WORK ORDER: Write out every entry once more, character for character.

Dataset rows describing interfaces:
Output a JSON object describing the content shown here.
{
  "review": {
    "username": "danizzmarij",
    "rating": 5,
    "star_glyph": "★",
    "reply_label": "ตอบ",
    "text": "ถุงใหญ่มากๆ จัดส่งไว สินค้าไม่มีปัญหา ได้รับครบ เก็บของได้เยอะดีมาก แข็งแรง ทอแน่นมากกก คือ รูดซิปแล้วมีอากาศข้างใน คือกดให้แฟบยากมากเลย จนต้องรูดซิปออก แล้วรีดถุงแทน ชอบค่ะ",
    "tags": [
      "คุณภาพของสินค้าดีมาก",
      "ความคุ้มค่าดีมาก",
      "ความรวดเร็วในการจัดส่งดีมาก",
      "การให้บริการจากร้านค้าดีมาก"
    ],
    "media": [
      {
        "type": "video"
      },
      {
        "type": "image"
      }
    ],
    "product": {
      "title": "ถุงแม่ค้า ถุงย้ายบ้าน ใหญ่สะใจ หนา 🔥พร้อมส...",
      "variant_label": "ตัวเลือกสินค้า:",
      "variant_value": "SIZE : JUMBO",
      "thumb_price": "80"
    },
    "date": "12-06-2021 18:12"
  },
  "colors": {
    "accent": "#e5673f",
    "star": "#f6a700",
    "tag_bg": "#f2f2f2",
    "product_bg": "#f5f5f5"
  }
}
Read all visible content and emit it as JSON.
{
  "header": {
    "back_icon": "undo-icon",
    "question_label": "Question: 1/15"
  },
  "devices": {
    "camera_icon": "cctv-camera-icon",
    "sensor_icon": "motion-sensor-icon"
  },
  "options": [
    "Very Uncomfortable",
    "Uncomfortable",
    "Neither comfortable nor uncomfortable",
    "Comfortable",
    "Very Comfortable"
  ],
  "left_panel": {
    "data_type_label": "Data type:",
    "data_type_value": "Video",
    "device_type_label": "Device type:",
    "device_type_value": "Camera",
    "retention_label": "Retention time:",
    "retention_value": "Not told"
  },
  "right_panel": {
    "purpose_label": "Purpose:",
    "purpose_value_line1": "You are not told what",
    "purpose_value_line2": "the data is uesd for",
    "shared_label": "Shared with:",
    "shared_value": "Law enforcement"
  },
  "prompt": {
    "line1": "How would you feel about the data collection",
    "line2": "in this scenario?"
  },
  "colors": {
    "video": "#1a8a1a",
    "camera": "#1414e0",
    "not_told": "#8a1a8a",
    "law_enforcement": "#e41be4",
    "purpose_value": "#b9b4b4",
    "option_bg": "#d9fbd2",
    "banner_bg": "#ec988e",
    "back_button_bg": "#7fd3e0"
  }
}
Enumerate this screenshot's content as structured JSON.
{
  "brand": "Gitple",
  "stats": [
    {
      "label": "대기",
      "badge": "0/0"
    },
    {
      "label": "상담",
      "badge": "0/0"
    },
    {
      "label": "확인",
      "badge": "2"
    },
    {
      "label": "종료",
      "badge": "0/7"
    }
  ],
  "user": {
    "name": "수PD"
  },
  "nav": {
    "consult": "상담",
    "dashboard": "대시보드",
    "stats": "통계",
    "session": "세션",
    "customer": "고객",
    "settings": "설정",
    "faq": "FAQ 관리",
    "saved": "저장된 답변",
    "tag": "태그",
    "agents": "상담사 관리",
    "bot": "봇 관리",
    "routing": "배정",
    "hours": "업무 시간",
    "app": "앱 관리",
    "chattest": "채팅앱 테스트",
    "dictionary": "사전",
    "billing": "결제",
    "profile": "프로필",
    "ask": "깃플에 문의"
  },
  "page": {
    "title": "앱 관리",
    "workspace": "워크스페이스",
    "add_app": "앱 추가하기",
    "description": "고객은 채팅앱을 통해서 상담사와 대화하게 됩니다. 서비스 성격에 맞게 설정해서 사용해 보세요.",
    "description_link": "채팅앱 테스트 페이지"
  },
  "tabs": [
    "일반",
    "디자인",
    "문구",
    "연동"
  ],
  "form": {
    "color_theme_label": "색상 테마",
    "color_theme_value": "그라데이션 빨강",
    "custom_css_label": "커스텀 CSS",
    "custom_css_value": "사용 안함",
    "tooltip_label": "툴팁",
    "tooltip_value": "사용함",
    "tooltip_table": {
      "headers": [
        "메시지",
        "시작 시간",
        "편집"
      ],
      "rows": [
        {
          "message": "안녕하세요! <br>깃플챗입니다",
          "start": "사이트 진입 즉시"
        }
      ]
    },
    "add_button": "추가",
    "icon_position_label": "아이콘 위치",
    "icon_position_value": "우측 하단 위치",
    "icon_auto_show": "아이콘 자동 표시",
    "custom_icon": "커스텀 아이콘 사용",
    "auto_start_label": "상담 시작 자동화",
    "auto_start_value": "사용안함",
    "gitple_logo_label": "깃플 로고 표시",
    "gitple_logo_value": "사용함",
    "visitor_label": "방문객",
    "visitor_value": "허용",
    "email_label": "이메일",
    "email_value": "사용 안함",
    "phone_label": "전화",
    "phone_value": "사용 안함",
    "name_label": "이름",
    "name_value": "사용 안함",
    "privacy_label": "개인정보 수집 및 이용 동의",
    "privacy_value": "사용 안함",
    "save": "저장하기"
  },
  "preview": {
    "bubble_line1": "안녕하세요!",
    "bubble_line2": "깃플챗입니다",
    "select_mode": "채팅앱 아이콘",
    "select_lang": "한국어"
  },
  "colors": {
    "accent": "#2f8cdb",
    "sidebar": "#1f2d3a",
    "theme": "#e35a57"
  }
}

ANSWER TO THIS PROBLEM:
Output a JSON object describing the content shown here.
{
  "review": {
    "username": "danizzmarij",
    "rating": 5,
    "star_glyph": "★",
    "reply_label": "ตอบ",
    "text": "ถุงใหญ่มากๆ จัดส่งไว สินค้าไม่มีปัญหา ได้รับครบ เก็บของได้เยอะดีมาก แข็งแรง ทอแน่นมากกก คือ รูดซิปแล้วมีอากาศข้างใน คือกดให้แฟบยากมากเลย จนต้องรูดซิปออก แล้วรีดถุงแทน ชอบค่ะ",
    "tags": [
      "คุณภาพของสินค้าดีมาก",
      "ความคุ้มค่าดีมาก",
      "ความรวดเร็วในการจัดส่งดีมาก",
      "การให้บริการจากร้านค้าดีมาก"
    ],
    "media": [
      {
        "type": "video"
      },
      {
        "type": "image"
      }
    ],
    "product": {
      "title": "ถุงแม่ค้า ถุงย้ายบ้าน ใหญ่สะใจ หนา 🔥พร้อมส...",
      "variant_label": "ตัวเลือกสินค้า:",
      "variant_value": "SIZE : JUMBO",
      "thumb_price": "80"
    },
    "date": "12-06-2021 18:12"
  },
  "colors": {
    "accent": "#e5673f",
    "star": "#f6a700",
    "tag_bg": "#f2f2f2",
    "product_bg": "#f5f5f5"
  }
}
Read all visible content and emit it as JSON.
{
  "header": {
    "back_icon": "undo-icon",
    "question_label": "Question: 1/15"
  },
  "devices": {
    "camera_icon": "cctv-camera-icon",
    "sensor_icon": "motion-sensor-icon"
  },
  "options": [
    "Very Uncomfortable",
    "Uncomfortable",
    "Neither comfortable nor uncomfortable",
    "Comfortable",
    "Very Comfortable"
  ],
  "left_panel": {
    "data_type_label": "Data type:",
    "data_type_value": "Video",
    "device_type_label": "Device type:",
    "device_type_value": "Camera",
    "retention_label": "Retention time:",
    "retention_value": "Not told"
  },
  "right_panel": {
    "purpose_label": "Purpose:",
    "purpose_value_line1": "You are not told what",
    "purpose_value_line2": "the data is uesd for",
    "shared_label": "Shared with:",
    "shared_value": "Law enforcement"
  },
  "prompt": {
    "line1": "How would you feel about the data collection",
    "line2": "in this scenario?"
  },
  "colors": {
    "video": "#1a8a1a",
    "camera": "#1414e0",
    "not_told": "#8a1a8a",
    "law_enforcement": "#e41be4",
    "purpose_value": "#b9b4b4",
    "option_bg": "#d9fbd2",
    "banner_bg": "#ec988e",
    "back_button_bg": "#7fd3e0"
  }
}
Enumerate this screenshot's content as structured JSON.
{
  "brand": "Gitple",
  "stats": [
    {
      "label": "대기",
      "badge": "0/0"
    },
    {
      "label": "상담",
      "badge": "0/0"
    },
    {
      "label": "확인",
      "badge": "2"
    },
    {
      "label": "종료",
      "badge": "0/7"
    }
  ],
  "user": {
    "name": "수PD"
  },
  "nav": {
    "consult": "상담",
    "dashboard": "대시보드",
    "stats": "통계",
    "session": "세션",
    "customer": "고객",
    "settings": "설정",
    "faq": "FAQ 관리",
    "saved": "저장된 답변",
    "tag": "태그",
    "agents": "상담사 관리",
    "bot": "봇 관리",
    "routing": "배정",
    "hours": "업무 시간",
    "app": "앱 관리",
    "chattest": "채팅앱 테스트",
    "dictionary": "사전",
    "billing": "결제",
    "profile": "프로필",
    "ask": "깃플에 문의"
  },
  "page": {
    "title": "앱 관리",
    "workspace": "워크스페이스",
    "add_app": "앱 추가하기",
    "description": "고객은 채팅앱을 통해서 상담사와 대화하게 됩니다. 서비스 성격에 맞게 설정해서 사용해 보세요.",
    "description_link": "채팅앱 테스트 페이지"
  },
  "tabs": [
    "일반",
    "디자인",
    "문구",
    "연동"
  ],
  "form": {
    "color_theme_label": "색상 테마",
    "color_theme_value": "그라데이션 빨강",
    "custom_css_label": "커스텀 CSS",
    "custom_css_value": "사용 안함",
    "tooltip_label": "툴팁",
    "tooltip_value": "사용함",
    "tooltip_table": {
      "headers": [
        "메시지",
        "시작 시간",
        "편집"
      ],
      "rows": [
        {
          "message": "안녕하세요! <br>깃플챗입니다",
          "start": "사이트 진입 즉시"
        }
      ]
    },
    "add_button": "추가",
    "icon_position_label": "아이콘 위치",
    "icon_position_value": "우측 하단 위치",
    "icon_auto_show": "아이콘 자동 표시",
    "custom_icon": "커스텀 아이콘 사용",
    "auto_start_label": "상담 시작 자동화",
    "auto_start_value": "사용안함",
    "gitple_logo_label": "깃플 로고 표시",
    "gitple_logo_value": "사용함",
    "visitor_label": "방문객",
    "visitor_value": "허용",
    "email_label": "이메일",
    "email_value": "사용 안함",
    "phone_label": "전화",
    "phone_value": "사용 안함",
    "name_label": "이름",
    "name_value": "사용 안함",
    "privacy_label": "개인정보 수집 및 이용 동의",
    "privacy_value": "사용 안함",
    "save": "저장하기"
  },
  "preview": {
    "bubble_line1": "안녕하세요!",
    "bubble_line2": "깃플챗입니다",
    "select_mode": "채팅앱 아이콘",
    "select_lang": "한국어"
  },
  "colors": {
    "accent": "#2f8cdb",
    "sidebar": "#1f2d3a",
    "theme": "#e35a57"
  }
}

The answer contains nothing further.